In its 2017 report titled ‘Digital in Mining: Progress … and Opportunity’, Accenture reported that “56% [of mines were] considering merging their IT and OT groups within the next 12 months’. While significant progress has been achieved, the two groups are still learning to work together at most sites to address common issues around wireless network reliability, mobile data access and cybersecurity among others.
The distinct functions each group is accountable for has a lot to do with this difficult merge. It’s however critical to review the silver lining in converging IT and OT when it comes to the digital mine – enhanced productivity through real time data access provided by a reliable wireless network and reduced technology Capex.
With an increasing number of mines in the process of digital transformation, reliability of your wireless network is becoming paramount. Real time or near real-time data access to fleet data is now a requirement for mines of all sizes, and failure of those wireless networks isn’t only critical for autonomous sites.
We will discuss here five examples of how network downtime, even in a non-autonomous environment, can affect your productivity by impacting a variety of business units within your mine.
All of our industry leaders talk about innovation as one of the key mechanisms to step change in our business. The conversation is as applicable in any industry as it is in mining. As a result, we certainly have no shortage of research organisations, committees, in-house research and development teams all working diligently to drive greater value in our respective ecosystems.
By definition, the connected mine requires connection to all your mobile and fixed devices at any one time. Monitoring of your wireless network to ensure its reliability and connection to all your devices is therefore paramount.
However, the unique environment in which miners operate, only allowing for a limited network bandwidth, combined with the criticality of the mining fleet applications quickly differentiate network monitoring solutions.
While the large mining houses move rapidly towards automation of mobile operations, generally their whole operational environment is powered by a single OEM chosen by the customer. This strategy not only specifies the types of trucks a miner uses for example, but also dictates the technologies required to support the autonomous operations, from the wireless infrastructure to the machine access technology. All of which has to be approved by the machine autonomy vendor.

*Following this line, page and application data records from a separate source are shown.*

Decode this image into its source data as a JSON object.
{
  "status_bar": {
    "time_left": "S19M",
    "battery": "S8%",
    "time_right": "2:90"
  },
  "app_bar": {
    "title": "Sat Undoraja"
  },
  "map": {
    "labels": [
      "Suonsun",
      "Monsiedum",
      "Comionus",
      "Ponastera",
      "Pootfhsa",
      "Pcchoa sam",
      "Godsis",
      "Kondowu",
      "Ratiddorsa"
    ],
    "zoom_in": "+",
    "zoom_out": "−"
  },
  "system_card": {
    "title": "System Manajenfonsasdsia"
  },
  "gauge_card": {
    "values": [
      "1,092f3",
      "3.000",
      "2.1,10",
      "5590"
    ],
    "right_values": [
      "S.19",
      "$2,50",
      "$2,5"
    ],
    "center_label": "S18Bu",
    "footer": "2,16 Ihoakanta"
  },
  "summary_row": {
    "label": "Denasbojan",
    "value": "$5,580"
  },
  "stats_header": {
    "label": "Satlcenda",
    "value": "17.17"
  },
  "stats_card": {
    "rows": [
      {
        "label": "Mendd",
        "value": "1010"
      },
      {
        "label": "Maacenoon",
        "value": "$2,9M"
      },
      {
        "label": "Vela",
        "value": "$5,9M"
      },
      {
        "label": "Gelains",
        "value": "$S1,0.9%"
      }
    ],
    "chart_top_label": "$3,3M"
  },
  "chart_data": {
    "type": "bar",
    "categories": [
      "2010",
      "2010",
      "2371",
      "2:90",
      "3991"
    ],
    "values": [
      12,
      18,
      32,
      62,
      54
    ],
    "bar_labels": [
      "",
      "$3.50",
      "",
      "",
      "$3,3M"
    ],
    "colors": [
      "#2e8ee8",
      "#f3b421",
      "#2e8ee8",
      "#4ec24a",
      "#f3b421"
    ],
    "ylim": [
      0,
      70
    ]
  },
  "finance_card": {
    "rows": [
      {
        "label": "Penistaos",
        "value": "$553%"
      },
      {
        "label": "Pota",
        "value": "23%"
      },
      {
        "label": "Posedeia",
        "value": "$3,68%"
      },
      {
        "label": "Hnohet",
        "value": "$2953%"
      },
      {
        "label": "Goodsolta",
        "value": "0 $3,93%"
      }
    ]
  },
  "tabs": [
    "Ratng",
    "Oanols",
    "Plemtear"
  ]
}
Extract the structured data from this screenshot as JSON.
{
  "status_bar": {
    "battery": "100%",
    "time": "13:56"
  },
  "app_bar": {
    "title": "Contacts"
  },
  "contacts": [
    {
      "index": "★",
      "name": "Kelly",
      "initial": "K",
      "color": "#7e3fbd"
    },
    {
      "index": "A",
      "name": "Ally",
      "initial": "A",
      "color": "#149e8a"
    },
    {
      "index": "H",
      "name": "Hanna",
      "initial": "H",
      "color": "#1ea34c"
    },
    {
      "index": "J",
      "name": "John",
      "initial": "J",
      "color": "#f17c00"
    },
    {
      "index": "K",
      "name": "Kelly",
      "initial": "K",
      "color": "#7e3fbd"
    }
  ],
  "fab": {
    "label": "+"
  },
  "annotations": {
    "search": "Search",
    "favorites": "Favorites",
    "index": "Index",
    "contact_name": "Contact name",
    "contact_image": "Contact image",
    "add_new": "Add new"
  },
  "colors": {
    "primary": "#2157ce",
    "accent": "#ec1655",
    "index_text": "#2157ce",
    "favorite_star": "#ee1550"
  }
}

If a customer wishes to use alternate technologies, the costs and logistics associated to validate and test a customer preferred alternative are often prohibitive and so, in most cases, things stay the same and the advantage to the customer of implementing newer and better performing solutions is lost.